Bill Cassidy voted for 97 percent of the bills signed by Barack Obama.
Louisiana Gov. Bobby Jindal is joining South Carolina Gov. Nikki Haley on her campaign bus tour.
A New Iberia man has been sentenced to life in prison for killing a 4-year-old girl and scalding her 3-year-old brother.
A district judge decided Wednesday against sanctioning attorney/school board candidate Dawn Morris for her behind-the-scenes role in a lawsuit against Mark Cockerham.
Secretary of State Tom Schedler says Gov. Bobby Jindal's administration may have improperly destroyed records in the state employee health insurance program, in the middle of a heavily-criticized rewrite of benefit plans.
San Fran wins the World Series; Sistine Chapel improvements; Kurds moving toward Syria and more national and international news for Thursday, October 30, 2014.
Thursday's Blogs from the Bog!
Paper cites the former ADA's "experience as a prosecutor, his demonstrated integrity, and his ideas for reshaping the [DA's] office" in urging voters to support Keith Stutes Nov. 4.
Louisiana officials have sent a letter to the American Society of Tropical Medicine and Hygiene un-inviting members of the group who have recently been to ebola-affected West African countries from attending the group’s annual conference in New Orleans next week.
Drew Brees and the New Orleans Saints have to find a way to win on the road if they plan to take over first place in the NFC South.
"It is obvious that Louisiana economic performance has not outperformed the South or the United States as a whole and, in fact, has substantially underperformed..."
A state district judge said he will rule Friday on a preliminary injunction to keep some charter schools from receiving $60 million through Louisiana's public school financing formula.

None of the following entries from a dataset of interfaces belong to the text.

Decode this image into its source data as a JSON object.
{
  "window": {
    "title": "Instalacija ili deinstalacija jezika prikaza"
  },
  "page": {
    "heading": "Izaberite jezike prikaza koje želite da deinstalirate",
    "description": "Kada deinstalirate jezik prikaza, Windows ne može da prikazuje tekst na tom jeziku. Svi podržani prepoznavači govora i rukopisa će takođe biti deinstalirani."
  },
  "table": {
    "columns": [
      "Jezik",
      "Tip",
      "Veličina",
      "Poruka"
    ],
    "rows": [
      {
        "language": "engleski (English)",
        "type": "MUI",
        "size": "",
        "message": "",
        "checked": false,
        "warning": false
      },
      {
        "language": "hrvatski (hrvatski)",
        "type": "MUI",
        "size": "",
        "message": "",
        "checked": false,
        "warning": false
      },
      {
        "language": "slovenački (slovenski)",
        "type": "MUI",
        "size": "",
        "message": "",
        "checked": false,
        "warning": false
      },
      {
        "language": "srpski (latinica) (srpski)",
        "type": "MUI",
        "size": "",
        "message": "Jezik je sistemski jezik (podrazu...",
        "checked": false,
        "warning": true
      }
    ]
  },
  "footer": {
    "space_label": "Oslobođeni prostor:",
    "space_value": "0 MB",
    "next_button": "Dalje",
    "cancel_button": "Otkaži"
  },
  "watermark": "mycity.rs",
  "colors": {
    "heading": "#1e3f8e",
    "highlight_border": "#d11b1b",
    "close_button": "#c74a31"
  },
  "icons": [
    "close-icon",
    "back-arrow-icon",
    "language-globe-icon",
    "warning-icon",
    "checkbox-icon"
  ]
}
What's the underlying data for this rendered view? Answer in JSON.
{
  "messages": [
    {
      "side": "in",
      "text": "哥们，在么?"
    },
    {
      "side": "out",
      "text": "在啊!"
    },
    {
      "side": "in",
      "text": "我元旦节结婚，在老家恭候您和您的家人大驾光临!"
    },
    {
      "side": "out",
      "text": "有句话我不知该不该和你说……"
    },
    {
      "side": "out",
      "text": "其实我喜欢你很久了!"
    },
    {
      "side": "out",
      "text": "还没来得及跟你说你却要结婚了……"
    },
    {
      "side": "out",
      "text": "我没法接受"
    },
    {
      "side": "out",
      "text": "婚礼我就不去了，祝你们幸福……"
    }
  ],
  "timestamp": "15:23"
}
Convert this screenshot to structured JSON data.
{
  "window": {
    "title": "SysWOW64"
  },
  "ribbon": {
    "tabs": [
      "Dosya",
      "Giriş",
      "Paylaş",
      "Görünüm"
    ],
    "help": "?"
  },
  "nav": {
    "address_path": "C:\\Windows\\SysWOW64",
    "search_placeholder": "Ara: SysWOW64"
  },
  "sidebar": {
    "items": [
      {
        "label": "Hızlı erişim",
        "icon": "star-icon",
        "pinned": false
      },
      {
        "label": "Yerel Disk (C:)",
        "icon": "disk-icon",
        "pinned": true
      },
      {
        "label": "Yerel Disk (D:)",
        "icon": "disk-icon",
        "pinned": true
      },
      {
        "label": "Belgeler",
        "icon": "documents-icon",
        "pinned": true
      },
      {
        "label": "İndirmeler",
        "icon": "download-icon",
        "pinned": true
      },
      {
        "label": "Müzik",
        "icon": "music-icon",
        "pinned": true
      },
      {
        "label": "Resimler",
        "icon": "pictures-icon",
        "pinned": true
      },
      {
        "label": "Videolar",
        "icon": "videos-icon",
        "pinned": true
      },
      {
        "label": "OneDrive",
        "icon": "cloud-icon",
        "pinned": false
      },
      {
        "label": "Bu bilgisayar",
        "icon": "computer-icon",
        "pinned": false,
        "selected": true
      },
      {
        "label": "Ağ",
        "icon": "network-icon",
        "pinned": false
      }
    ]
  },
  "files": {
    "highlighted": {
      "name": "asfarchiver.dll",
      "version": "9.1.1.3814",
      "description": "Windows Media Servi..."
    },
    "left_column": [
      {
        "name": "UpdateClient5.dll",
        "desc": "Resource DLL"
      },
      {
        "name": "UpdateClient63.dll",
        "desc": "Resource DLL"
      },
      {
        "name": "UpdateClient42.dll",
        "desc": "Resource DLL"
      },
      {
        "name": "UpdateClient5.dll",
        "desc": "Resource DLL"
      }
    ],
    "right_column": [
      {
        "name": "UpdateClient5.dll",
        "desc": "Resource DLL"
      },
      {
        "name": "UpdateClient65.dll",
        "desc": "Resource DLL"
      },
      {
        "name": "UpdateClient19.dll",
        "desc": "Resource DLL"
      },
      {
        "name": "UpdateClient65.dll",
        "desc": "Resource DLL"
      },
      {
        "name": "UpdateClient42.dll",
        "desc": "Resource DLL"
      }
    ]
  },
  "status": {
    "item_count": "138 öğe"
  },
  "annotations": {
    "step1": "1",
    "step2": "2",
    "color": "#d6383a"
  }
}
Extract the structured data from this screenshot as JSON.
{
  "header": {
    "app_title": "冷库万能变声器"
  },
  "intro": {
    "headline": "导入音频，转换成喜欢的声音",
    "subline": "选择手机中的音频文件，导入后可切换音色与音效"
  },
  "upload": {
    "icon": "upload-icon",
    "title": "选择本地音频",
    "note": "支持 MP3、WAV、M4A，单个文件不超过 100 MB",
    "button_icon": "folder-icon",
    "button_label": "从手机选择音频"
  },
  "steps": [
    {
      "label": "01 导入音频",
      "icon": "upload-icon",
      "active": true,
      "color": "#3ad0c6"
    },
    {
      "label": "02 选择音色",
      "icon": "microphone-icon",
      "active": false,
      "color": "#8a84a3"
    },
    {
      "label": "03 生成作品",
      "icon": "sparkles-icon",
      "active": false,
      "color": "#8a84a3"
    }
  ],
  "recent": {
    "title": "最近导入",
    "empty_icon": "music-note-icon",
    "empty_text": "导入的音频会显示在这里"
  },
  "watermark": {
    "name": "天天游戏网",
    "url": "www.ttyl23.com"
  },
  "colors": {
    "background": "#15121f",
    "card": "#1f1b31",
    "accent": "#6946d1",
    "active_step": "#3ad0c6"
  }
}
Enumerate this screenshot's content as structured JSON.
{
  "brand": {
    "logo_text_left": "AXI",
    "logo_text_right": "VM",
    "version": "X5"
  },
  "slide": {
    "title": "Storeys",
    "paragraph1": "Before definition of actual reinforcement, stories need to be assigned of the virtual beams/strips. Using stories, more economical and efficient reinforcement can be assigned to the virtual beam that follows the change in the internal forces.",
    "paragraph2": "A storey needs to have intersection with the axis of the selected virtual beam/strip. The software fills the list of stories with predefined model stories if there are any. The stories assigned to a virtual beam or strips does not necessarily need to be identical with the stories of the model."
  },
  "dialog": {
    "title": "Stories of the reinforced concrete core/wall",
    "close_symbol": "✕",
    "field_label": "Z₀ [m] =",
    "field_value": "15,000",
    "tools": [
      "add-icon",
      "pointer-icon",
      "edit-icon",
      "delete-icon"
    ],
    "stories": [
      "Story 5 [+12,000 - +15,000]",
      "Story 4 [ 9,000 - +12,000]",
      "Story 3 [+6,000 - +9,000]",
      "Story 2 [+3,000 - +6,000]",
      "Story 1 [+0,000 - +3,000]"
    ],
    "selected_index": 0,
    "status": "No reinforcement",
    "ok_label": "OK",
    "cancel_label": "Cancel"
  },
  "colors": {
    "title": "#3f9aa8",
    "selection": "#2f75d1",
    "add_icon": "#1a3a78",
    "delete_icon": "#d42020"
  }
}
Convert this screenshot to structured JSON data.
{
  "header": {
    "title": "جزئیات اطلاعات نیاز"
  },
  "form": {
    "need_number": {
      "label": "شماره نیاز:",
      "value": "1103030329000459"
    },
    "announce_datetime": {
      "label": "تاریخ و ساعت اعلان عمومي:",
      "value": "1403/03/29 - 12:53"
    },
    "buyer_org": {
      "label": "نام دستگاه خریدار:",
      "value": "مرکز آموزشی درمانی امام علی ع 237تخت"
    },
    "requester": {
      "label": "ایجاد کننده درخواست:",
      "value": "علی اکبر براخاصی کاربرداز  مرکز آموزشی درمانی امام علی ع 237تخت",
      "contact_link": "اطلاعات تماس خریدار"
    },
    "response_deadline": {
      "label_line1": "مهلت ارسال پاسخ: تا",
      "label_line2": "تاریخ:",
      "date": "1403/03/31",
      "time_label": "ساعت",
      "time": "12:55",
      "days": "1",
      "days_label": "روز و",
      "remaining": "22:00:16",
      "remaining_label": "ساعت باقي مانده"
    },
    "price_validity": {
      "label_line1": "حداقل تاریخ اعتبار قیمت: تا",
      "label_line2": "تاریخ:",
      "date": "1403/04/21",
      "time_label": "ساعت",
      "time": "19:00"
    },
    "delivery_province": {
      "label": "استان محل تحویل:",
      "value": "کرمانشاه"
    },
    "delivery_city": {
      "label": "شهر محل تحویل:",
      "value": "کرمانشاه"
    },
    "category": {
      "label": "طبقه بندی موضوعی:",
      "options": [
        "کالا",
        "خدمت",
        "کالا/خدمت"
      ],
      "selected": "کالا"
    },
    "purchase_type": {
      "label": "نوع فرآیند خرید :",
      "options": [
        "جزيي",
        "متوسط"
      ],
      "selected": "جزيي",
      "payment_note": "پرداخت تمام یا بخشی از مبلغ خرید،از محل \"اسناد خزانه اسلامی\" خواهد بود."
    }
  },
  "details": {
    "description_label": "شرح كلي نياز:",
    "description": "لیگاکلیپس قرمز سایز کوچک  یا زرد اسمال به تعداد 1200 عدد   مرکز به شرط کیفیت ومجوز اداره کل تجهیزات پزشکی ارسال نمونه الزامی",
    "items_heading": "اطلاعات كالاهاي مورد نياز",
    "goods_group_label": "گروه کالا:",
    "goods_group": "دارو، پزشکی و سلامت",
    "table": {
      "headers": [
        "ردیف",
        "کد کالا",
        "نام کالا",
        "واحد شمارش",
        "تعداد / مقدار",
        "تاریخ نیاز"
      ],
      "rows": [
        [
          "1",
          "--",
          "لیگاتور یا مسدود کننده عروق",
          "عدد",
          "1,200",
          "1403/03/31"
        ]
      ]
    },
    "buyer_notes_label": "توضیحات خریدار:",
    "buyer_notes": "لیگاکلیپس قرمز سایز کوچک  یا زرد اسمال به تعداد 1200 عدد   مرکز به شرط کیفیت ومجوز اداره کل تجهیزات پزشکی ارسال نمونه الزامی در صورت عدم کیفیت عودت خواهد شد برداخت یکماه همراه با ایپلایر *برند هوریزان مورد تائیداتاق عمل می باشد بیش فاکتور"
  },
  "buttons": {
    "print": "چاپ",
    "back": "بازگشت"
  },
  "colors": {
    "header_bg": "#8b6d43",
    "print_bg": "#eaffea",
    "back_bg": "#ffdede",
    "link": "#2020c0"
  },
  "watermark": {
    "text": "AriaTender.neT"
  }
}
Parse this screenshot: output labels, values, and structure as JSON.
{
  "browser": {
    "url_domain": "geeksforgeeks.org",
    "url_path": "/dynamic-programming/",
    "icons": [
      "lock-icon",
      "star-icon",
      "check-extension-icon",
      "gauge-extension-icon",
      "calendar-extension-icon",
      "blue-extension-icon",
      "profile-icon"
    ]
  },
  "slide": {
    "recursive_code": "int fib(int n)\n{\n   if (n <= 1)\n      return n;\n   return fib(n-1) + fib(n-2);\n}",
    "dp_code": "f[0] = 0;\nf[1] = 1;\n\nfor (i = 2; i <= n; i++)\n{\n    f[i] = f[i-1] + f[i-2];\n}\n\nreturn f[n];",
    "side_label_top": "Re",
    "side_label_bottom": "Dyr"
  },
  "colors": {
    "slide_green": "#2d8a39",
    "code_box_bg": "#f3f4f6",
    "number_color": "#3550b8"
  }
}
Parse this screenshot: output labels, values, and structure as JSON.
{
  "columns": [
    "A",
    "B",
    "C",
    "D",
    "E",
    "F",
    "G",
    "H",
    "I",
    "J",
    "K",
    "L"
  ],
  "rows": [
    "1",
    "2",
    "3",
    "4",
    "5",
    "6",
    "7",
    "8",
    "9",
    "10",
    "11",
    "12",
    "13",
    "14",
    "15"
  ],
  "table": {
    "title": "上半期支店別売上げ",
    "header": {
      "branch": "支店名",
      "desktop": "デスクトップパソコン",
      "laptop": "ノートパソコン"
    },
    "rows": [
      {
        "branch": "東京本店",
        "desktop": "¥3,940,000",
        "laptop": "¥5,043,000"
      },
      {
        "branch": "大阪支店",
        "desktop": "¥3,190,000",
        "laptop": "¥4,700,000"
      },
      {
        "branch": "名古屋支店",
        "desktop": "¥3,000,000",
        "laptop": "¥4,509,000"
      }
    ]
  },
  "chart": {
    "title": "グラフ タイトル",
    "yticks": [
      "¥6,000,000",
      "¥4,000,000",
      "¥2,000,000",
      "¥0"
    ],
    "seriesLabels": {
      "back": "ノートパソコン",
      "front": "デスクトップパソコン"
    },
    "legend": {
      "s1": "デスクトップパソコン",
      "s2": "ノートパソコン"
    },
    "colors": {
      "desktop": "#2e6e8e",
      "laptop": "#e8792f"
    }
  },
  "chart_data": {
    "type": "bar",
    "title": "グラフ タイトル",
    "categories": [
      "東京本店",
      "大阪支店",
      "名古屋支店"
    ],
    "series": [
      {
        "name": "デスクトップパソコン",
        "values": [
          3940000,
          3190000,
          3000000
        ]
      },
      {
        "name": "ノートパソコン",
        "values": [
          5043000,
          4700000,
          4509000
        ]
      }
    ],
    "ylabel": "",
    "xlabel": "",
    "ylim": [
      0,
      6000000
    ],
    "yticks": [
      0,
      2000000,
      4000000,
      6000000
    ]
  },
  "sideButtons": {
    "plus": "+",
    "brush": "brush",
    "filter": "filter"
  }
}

Saints fans were to gather, make merry, eat/drink compliments of a new Downtown group and watch the Saints beat Carolina and claim 1st place in the NFC South. But...
New Orleans Saints running back Mark Ingram doesn't see his dramatic spike in production as any sort of validation.
U.S. Sen. Mary Landrieu is facing off one last time with her two main Republican challengers before next week's election.
He’s pulling for Knezek and Hidalgo on his end of the parish but issued endorsements in three other districts as well.
Off a narrow gravel road running between a handful of mostly abandoned lots near a Mississippi River levee, down past sprawling oak trees and thick weeds, a lectern framed by banana trees has been set up in front of three short rows of folding chairs.
Hillary Rodham Clinton is heading to New Orleans this weekend to stir up voter support for Democratic U.S. Sen. Mary Landrieu.
Saints coach Sean Payton has spent much of his team's erratic season trying to build his players up.
The Daily Advertiser has weighed in on this year's LPSB elections with nine endorsements.